Exercise aim: Copy out all lines of the records in which the word "active" appears.

Records for this exercise:
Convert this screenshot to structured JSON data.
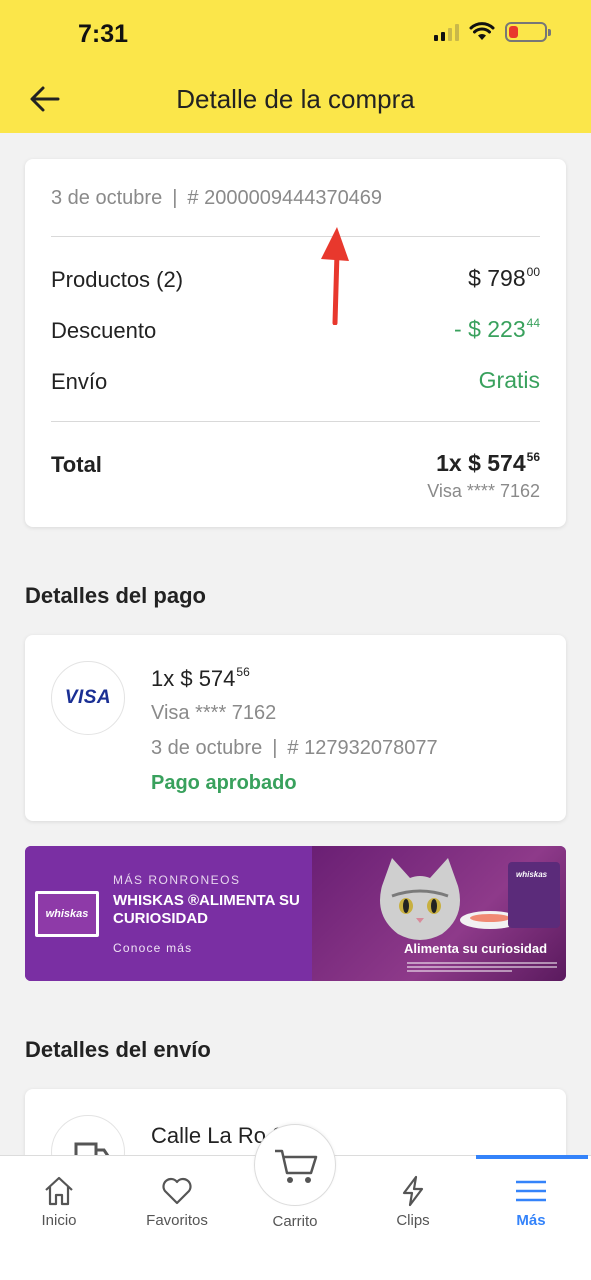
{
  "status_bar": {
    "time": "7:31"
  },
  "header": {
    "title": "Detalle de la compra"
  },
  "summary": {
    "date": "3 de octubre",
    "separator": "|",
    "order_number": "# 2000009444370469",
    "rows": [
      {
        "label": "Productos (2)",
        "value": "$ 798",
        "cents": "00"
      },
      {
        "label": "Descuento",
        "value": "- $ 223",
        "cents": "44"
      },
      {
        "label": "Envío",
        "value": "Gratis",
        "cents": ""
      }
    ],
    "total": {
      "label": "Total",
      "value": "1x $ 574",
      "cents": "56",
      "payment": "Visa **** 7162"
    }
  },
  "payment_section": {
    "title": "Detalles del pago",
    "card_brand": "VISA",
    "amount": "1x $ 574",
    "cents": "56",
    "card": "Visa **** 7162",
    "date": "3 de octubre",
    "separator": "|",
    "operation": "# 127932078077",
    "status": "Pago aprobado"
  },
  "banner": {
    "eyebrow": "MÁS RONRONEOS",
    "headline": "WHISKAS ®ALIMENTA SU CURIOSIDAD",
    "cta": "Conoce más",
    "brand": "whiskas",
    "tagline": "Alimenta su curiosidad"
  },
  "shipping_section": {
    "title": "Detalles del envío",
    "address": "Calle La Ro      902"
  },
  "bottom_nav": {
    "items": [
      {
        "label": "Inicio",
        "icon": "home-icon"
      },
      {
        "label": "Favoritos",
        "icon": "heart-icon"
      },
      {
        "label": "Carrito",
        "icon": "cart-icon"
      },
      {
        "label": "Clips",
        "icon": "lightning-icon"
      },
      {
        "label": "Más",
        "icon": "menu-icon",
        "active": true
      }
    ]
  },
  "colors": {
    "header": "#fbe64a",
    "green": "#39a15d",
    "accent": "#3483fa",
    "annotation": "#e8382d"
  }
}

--

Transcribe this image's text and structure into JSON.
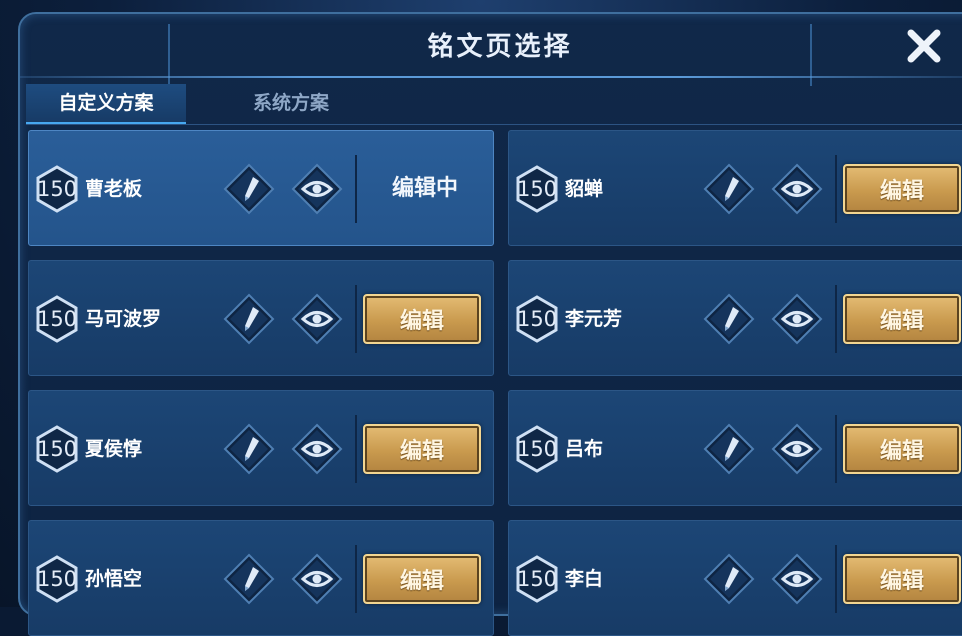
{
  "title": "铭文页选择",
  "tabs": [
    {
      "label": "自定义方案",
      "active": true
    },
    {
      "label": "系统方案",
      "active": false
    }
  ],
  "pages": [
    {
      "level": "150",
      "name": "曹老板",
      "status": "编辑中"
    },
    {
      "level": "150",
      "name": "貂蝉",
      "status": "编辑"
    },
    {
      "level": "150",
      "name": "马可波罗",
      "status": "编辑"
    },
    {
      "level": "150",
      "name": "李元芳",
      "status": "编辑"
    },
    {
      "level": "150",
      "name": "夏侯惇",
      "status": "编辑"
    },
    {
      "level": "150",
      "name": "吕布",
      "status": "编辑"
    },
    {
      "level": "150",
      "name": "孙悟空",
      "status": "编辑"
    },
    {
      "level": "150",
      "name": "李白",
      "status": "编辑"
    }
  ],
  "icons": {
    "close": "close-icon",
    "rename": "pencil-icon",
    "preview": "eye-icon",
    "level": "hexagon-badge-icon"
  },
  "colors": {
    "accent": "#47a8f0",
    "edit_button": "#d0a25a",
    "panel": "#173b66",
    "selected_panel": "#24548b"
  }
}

Response to the exercise:
        "active": true
      "active": true
      "active": false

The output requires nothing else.